The atlas, showing areas vital to birds including pelicans, sandpipers, cormorants and skuas, was compiled by BirdLife International, drawing on work by 1,000 bird experts, government ministries and secretariats of UN conventions.
“Seabirds are now the most threatened group of birds. They present unique conservation problems, since many species travel thousands of kilometres across international waters,” BirdLife International said in a statement.
It identifies more than 3,000 important bird areas (IBAs) worldwide, such as breeding grounds and migration routes, covering in total 6.2% of the world’s oceans.

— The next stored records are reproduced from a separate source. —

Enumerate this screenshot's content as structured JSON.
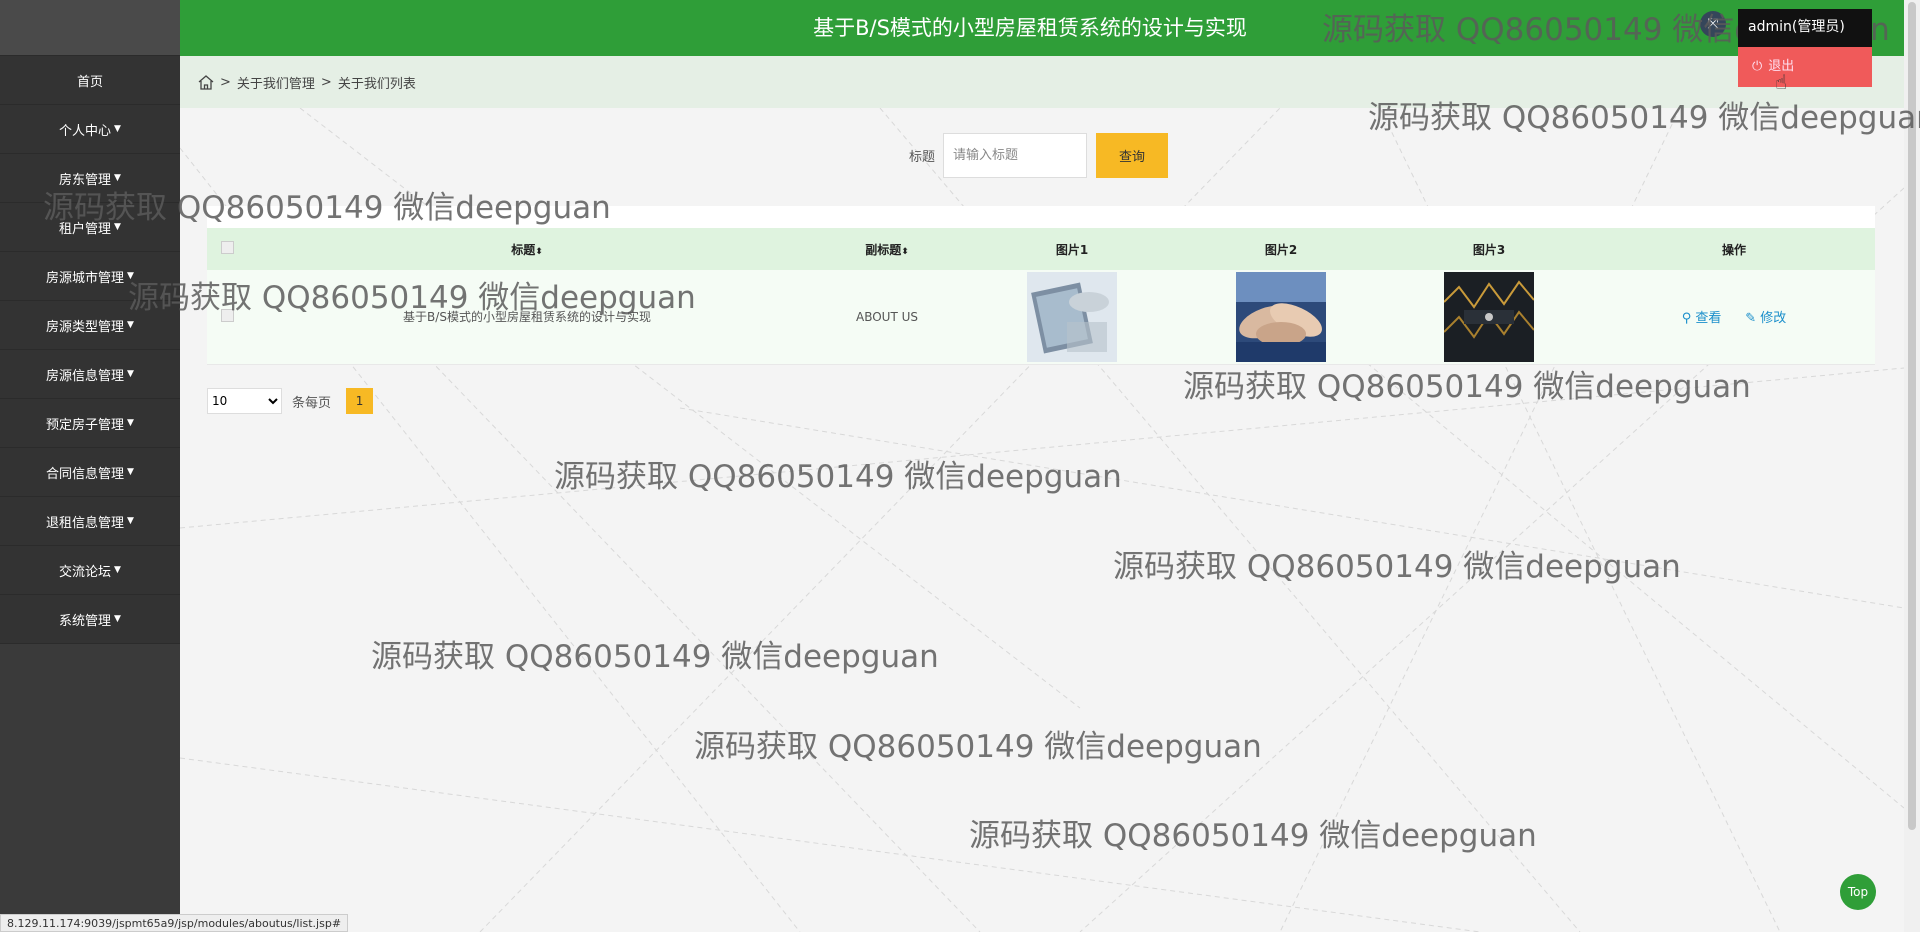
{
  "header": {
    "title": "基于B/S模式的小型房屋租赁系统的设计与实现",
    "fullscreen_icon": "fullscreen-icon",
    "user_label": "admin(管理员)",
    "logout_label": "退出"
  },
  "sidebar": {
    "items": [
      {
        "label": "首页",
        "caret": false
      },
      {
        "label": "个人中心",
        "caret": true
      },
      {
        "label": "房东管理",
        "caret": true
      },
      {
        "label": "租户管理",
        "caret": true
      },
      {
        "label": "房源城市管理",
        "caret": true
      },
      {
        "label": "房源类型管理",
        "caret": true
      },
      {
        "label": "房源信息管理",
        "caret": true
      },
      {
        "label": "预定房子管理",
        "caret": true
      },
      {
        "label": "合同信息管理",
        "caret": true
      },
      {
        "label": "退租信息管理",
        "caret": true
      },
      {
        "label": "交流论坛",
        "caret": true
      },
      {
        "label": "系统管理",
        "caret": true
      }
    ]
  },
  "breadcrumb": {
    "home_icon": "home-icon",
    "items": [
      "关于我们管理",
      "关于我们列表"
    ]
  },
  "search": {
    "label": "标题",
    "placeholder": "请输入标题",
    "button": "查询"
  },
  "table": {
    "headers": [
      "标题",
      "副标题",
      "图片1",
      "图片2",
      "图片3",
      "操作"
    ],
    "rows": [
      {
        "title": "基于B/S模式的小型房屋租赁系统的设计与实现",
        "subtitle": "ABOUT US"
      }
    ],
    "actions": {
      "view": "查看",
      "edit": "修改"
    }
  },
  "pagination": {
    "page_size": "10",
    "per_page_label": "条每页",
    "current_page": "1"
  },
  "watermark": "源码获取 QQ86050149 微信deepguan",
  "top_button": "Top",
  "status_url": "8.129.11.174:9039/jspmt65a9/jsp/modules/aboutus/list.jsp#",
  "colors": {
    "header_green": "#2f9e38",
    "sidebar_dark": "#333333",
    "accent_yellow": "#f7b924",
    "logout_red": "#f05a5a",
    "link_blue": "#1b8fcb"
  }
}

“Our initial target is to encourage governments to use this tool and use this data in their national planning,” Ben Lascelles, BirdLife’s global marine IBA co-ordinator, told Reuters.
He said that Japan, for instance, had recently consulted BirdLife about where to site offshore windfarms to avoid damage to migratory birds. The atlas was unveiled at a UN conference on biological diversity in Hyderabad, India.

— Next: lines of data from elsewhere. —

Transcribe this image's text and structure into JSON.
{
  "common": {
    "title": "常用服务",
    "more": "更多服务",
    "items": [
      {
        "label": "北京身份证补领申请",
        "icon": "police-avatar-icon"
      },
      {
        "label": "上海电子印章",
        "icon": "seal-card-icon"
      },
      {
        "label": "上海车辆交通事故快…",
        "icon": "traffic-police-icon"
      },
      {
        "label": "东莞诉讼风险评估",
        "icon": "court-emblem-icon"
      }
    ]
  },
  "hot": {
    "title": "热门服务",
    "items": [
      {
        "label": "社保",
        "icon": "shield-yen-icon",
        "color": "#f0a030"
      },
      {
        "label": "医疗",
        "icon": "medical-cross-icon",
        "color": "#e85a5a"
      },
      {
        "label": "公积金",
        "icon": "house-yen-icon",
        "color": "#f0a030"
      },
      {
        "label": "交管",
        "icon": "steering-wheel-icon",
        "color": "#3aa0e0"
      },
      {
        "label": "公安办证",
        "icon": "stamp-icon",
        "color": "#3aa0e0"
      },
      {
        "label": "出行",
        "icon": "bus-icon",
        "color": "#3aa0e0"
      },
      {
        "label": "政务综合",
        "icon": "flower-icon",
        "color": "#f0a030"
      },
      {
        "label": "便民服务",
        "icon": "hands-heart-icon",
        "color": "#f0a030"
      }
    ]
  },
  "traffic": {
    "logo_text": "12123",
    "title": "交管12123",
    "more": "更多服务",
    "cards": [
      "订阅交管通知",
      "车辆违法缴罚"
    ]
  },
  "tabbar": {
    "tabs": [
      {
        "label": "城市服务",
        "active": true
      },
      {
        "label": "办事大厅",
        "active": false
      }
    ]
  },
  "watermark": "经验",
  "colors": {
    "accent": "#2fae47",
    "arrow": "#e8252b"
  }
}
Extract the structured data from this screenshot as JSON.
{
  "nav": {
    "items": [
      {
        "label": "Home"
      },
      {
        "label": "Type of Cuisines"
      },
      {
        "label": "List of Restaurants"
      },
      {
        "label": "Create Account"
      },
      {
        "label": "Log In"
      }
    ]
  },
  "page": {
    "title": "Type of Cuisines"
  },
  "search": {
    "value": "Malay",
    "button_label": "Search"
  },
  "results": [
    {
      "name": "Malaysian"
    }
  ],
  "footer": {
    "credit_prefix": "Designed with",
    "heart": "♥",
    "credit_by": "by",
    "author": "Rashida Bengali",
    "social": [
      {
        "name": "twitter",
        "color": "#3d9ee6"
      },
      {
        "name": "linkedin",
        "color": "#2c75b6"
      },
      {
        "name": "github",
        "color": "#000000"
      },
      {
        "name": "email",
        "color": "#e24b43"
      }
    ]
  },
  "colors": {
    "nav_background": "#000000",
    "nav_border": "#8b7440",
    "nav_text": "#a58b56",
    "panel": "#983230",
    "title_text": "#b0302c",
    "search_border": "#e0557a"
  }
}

The atlas might also lead to the development of other global marine maps, for instance for turtles, whales or sharks, and encourage governments to identify where to site marine protected areas.
Governments have set a goal of protecting 10% of the entire area of the oceans by 2020.

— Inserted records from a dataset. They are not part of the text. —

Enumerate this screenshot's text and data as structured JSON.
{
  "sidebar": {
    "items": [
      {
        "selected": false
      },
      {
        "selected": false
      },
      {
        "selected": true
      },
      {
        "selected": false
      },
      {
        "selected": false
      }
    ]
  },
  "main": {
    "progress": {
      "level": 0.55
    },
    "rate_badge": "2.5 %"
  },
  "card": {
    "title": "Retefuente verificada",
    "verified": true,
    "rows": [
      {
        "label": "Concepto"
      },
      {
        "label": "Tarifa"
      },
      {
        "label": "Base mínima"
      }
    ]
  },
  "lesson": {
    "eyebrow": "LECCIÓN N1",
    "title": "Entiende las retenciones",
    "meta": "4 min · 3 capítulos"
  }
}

“People have often cited a lack of data as a reason for inaction for protection and management of sites, particularly on the high seas,” Lascelles said. “This is showing that there is a lot of data out there.”
- Seabird atlas shows 3,000 ocean sites key to conservation (reuters.com)
- Seabird atlas shows 3,000 ocean sites key to conservation (vancouverdesi.com)
- Cost of saving endangered species £50bn a year, say experts (guardian.co.uk)
- Easing the collateral damage fisheries inflict on seabirds (guardian.co.uk)
- Pssst! Humans Could Save Endangered Species for a Fraction of Soft Drink Costs (treehugger.com)
- Easing the damage fisheries inflict on seabirds (guardian.co.uk)